3. Shortlist Your Options
Based on your requirements above look at case studies and product brochures to come up with an initial shortlist. A pro tip – look for software options that are already implemented in your industry.
With your initial shortlist of asset management vendors, the next step would be to compare them qualitatively before just comparing on price.
4. Look For a Demo, Usability, Implementation and Pricing
Qualitative comparison of software means comparing:
- Generic Demo for Workflow
- Involve Users
Compare the usability of all your options by looking at product images and demos. Get an understanding of layout and see if they can suit your workflows (if you have already mapped them in the first stage). Definitely involve users at this stage and get an understanding of their preferences. Naturally, implementation timescales should be noted as well. After qualitative comparison you will have a further refined shortlist of your asset management options.
5. Go For a Second Demo, a More Detailed One
The attendees from your side should be power users of the software and people who understand overall processes and a couple of management-level people. The second or in-depth demo should be done with your data or data that is very close to your processes. Here you should be looking for how closely your workflows can be replicated in the software and how your workflows can be improved.
Deep dive on usability; try and get a role-based demo. In other words a demo for your asset manager, facilities manager, inventory manager, etc.
Also understand any software risks; data, implementation, workflows, support, training, etc.
6. Carry Out Vendor Checks
Typically at this stage, you are generally left with 2 or 3 choices. The next step is a financial reference check on the vendor (you can use duedil – it’s free and good), software, support and implementation.
Really get into the depth and try not to make it a tick-box exercise.
7. Drive a Good Deal
Once you are happy with the quality, the next step is to drive a good deal. As you may know, you get what you pay for, don’t drive too hard a bargain. A long-term relationship with your vendor will bring more benefits financially than just discounts at the start.

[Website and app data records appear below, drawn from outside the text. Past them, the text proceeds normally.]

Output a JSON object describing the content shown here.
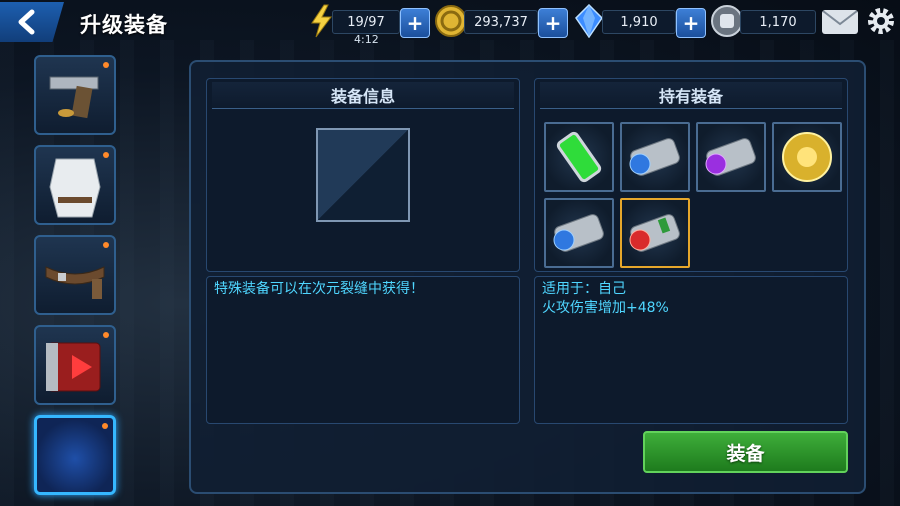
{
  "header": {
    "title": "升级装备"
  },
  "resources": {
    "energy": {
      "value": "19/97",
      "timer": "4:12",
      "icon": "lightning-icon"
    },
    "gold": {
      "value": "293,737",
      "icon": "gold-coin-icon"
    },
    "crystals": {
      "value": "1,910",
      "icon": "blue-crystal-icon"
    },
    "tokens": {
      "value": "1,170",
      "icon": "fist-token-icon"
    }
  },
  "sidebar": {
    "tabs": [
      {
        "icon": "pistol-icon",
        "has_notice": true
      },
      {
        "icon": "armor-suit-icon",
        "has_notice": true
      },
      {
        "icon": "belt-icon",
        "has_notice": true
      },
      {
        "icon": "red-device-icon",
        "has_notice": true
      },
      {
        "icon": "empty-slot-icon",
        "has_notice": true,
        "active": true
      }
    ]
  },
  "equip_info": {
    "title": "装备信息",
    "hint": "特殊装备可以在次元裂缝中获得！"
  },
  "owned": {
    "title": "持有装备",
    "items": [
      {
        "icon": "green-capsule-icon"
      },
      {
        "icon": "blue-capsule-icon"
      },
      {
        "icon": "purple-capsule-icon"
      },
      {
        "icon": "gold-orb-icon"
      },
      {
        "icon": "blue-capsule-icon"
      },
      {
        "icon": "red-capsule-icon",
        "selected": true
      }
    ],
    "applies_to": "适用于：自己",
    "effect": "火攻伤害增加+48%"
  },
  "actions": {
    "equip_label": "装备"
  },
  "colors": {
    "accent_blue": "#35b7ff",
    "equip_green": "#3eae3a",
    "text_cyan": "#4fd6ff",
    "selected_border": "#e6a72b"
  }
}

Try and negotiate on support or implementation rather than just price, and get more on quality… it will complement your asset management strategy.